* Exercise requirements *
Please print every record below exactly as it appears.

[Entries from a dataset of interfaces]
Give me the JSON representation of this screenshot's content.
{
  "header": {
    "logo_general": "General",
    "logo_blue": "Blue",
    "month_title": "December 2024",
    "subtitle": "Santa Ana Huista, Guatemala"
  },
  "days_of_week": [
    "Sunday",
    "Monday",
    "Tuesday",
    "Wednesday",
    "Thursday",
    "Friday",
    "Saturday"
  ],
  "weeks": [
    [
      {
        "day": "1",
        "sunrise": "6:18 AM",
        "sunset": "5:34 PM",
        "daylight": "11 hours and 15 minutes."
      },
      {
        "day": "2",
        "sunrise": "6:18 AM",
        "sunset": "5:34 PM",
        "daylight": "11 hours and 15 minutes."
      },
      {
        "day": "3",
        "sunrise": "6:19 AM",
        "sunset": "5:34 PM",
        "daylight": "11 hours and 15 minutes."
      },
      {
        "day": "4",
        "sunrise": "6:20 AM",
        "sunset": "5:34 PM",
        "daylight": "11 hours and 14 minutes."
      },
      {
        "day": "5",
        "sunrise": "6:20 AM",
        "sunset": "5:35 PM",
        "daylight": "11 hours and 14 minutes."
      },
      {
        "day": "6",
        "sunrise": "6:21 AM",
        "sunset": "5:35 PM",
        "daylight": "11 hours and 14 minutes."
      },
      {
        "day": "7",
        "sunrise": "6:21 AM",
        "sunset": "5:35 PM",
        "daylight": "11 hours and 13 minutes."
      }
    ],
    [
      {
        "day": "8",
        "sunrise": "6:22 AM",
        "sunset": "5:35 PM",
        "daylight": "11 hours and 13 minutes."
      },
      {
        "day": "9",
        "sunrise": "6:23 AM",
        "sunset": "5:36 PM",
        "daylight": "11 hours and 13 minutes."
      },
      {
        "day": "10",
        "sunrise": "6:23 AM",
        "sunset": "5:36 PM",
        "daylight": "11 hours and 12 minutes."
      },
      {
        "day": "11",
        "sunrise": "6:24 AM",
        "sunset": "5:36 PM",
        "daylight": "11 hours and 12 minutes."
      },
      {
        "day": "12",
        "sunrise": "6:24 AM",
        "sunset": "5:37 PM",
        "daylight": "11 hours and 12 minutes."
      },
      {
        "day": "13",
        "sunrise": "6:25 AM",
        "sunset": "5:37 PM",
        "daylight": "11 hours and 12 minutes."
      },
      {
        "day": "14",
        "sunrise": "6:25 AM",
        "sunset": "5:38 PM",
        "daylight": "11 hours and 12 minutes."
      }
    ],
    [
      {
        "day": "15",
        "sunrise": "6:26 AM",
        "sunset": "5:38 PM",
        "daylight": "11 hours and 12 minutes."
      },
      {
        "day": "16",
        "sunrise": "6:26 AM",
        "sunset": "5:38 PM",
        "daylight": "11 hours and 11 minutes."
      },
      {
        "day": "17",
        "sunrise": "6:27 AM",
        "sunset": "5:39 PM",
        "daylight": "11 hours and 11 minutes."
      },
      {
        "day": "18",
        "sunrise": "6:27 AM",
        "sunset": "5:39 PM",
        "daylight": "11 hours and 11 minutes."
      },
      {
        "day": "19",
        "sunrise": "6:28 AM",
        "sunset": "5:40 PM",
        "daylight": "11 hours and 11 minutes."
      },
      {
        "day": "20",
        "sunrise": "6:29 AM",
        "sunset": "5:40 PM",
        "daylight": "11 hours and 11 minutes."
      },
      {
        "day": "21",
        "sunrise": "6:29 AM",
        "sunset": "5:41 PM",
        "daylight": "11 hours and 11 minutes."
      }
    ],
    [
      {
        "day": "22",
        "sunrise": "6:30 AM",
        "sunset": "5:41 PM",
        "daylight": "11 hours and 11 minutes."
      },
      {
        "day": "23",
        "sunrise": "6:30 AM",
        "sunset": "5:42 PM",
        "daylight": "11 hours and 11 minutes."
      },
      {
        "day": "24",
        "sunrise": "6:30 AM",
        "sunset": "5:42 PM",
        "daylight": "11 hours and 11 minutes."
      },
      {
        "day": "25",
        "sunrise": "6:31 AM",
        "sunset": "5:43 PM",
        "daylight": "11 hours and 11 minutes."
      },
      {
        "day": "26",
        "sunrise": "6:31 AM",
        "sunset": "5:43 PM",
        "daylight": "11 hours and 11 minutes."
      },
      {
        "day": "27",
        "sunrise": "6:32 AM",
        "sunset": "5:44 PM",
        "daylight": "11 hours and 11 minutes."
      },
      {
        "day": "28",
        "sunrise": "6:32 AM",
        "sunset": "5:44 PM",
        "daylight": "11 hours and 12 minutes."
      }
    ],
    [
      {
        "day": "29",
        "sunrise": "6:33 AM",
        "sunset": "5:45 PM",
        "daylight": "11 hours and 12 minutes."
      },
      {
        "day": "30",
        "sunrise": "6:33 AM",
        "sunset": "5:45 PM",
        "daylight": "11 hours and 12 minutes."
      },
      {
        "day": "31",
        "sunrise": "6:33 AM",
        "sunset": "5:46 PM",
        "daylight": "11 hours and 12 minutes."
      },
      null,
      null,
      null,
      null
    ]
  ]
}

* Solution for this task *
Give me the JSON representation of this screenshot's content.
{
  "header": {
    "logo_general": "General",
    "logo_blue": "Blue",
    "month_title": "December 2024",
    "subtitle": "Santa Ana Huista, Guatemala"
  },
  "days_of_week": [
    "Sunday",
    "Monday",
    "Tuesday",
    "Wednesday",
    "Thursday",
    "Friday",
    "Saturday"
  ],
  "weeks": [
    [
      {
        "day": "1",
        "sunrise": "6:18 AM",
        "sunset": "5:34 PM",
        "daylight": "11 hours and 15 minutes."
      },
      {
        "day": "2",
        "sunrise": "6:18 AM",
        "sunset": "5:34 PM",
        "daylight": "11 hours and 15 minutes."
      },
      {
        "day": "3",
        "sunrise": "6:19 AM",
        "sunset": "5:34 PM",
        "daylight": "11 hours and 15 minutes."
      },
      {
        "day": "4",
        "sunrise": "6:20 AM",
        "sunset": "5:34 PM",
        "daylight": "11 hours and 14 minutes."
      },
      {
        "day": "5",
        "sunrise": "6:20 AM",
        "sunset": "5:35 PM",
        "daylight": "11 hours and 14 minutes."
      },
      {
        "day": "6",
        "sunrise": "6:21 AM",
        "sunset": "5:35 PM",
        "daylight": "11 hours and 14 minutes."
      },
      {
        "day": "7",
        "sunrise": "6:21 AM",
        "sunset": "5:35 PM",
        "daylight": "11 hours and 13 minutes."
      }
    ],
    [
      {
        "day": "8",
        "sunrise": "6:22 AM",
        "sunset": "5:35 PM",
        "daylight": "11 hours and 13 minutes."
      },
      {
        "day": "9",
        "sunrise": "6:23 AM",
        "sunset": "5:36 PM",
        "daylight": "11 hours and 13 minutes."
      },
      {
        "day": "10",
        "sunrise": "6:23 AM",
        "sunset": "5:36 PM",
        "daylight": "11 hours and 12 minutes."
      },
      {
        "day": "11",
        "sunrise": "6:24 AM",
        "sunset": "5:36 PM",
        "daylight": "11 hours and 12 minutes."
      },
      {
        "day": "12",
        "sunrise": "6:24 AM",
        "sunset": "5:37 PM",
        "daylight": "11 hours and 12 minutes."
      },
      {
        "day": "13",
        "sunrise": "6:25 AM",
        "sunset": "5:37 PM",
        "daylight": "11 hours and 12 minutes."
      },
      {
        "day": "14",
        "sunrise": "6:25 AM",
        "sunset": "5:38 PM",
        "daylight": "11 hours and 12 minutes."
      }
    ],
    [
      {
        "day": "15",
        "sunrise": "6:26 AM",
        "sunset": "5:38 PM",
        "daylight": "11 hours and 12 minutes."
      },
      {
        "day": "16",
        "sunrise": "6:26 AM",
        "sunset": "5:38 PM",
        "daylight": "11 hours and 11 minutes."
      },
      {
        "day": "17",
        "sunrise": "6:27 AM",
        "sunset": "5:39 PM",
        "daylight": "11 hours and 11 minutes."
      },
      {
        "day": "18",
        "sunrise": "6:27 AM",
        "sunset": "5:39 PM",
        "daylight": "11 hours and 11 minutes."
      },
      {
        "day": "19",
        "sunrise": "6:28 AM",
        "sunset": "5:40 PM",
        "daylight": "11 hours and 11 minutes."
      },
      {
        "day": "20",
        "sunrise": "6:29 AM",
        "sunset": "5:40 PM",
        "daylight": "11 hours and 11 minutes."
      },
      {
        "day": "21",
        "sunrise": "6:29 AM",
        "sunset": "5:41 PM",
        "daylight": "11 hours and 11 minutes."
      }
    ],
    [
      {
        "day": "22",
        "sunrise": "6:30 AM",
        "sunset": "5:41 PM",
        "daylight": "11 hours and 11 minutes."
      },
      {
        "day": "23",
        "sunrise": "6:30 AM",
        "sunset": "5:42 PM",
        "daylight": "11 hours and 11 minutes."
      },
      {
        "day": "24",
        "sunrise": "6:30 AM",
        "sunset": "5:42 PM",
        "daylight": "11 hours and 11 minutes."
      },
      {
        "day": "25",
        "sunrise": "6:31 AM",
        "sunset": "5:43 PM",
        "daylight": "11 hours and 11 minutes."
      },
      {
        "day": "26",
        "sunrise": "6:31 AM",
        "sunset": "5:43 PM",
        "daylight": "11 hours and 11 minutes."
      },
      {
        "day": "27",
        "sunrise": "6:32 AM",
        "sunset": "5:44 PM",
        "daylight": "11 hours and 11 minutes."
      },
      {
        "day": "28",
        "sunrise": "6:32 AM",
        "sunset": "5:44 PM",
        "daylight": "11 hours and 12 minutes."
      }
    ],
    [
      {
        "day": "29",
        "sunrise": "6:33 AM",
        "sunset": "5:45 PM",
        "daylight": "11 hours and 12 minutes."
      },
      {
        "day": "30",
        "sunrise": "6:33 AM",
        "sunset": "5:45 PM",
        "daylight": "11 hours and 12 minutes."
      },
      {
        "day": "31",
        "sunrise": "6:33 AM",
        "sunset": "5:46 PM",
        "daylight": "11 hours and 12 minutes."
      },
      null,
      null,
      null,
      null
    ]
  ]
}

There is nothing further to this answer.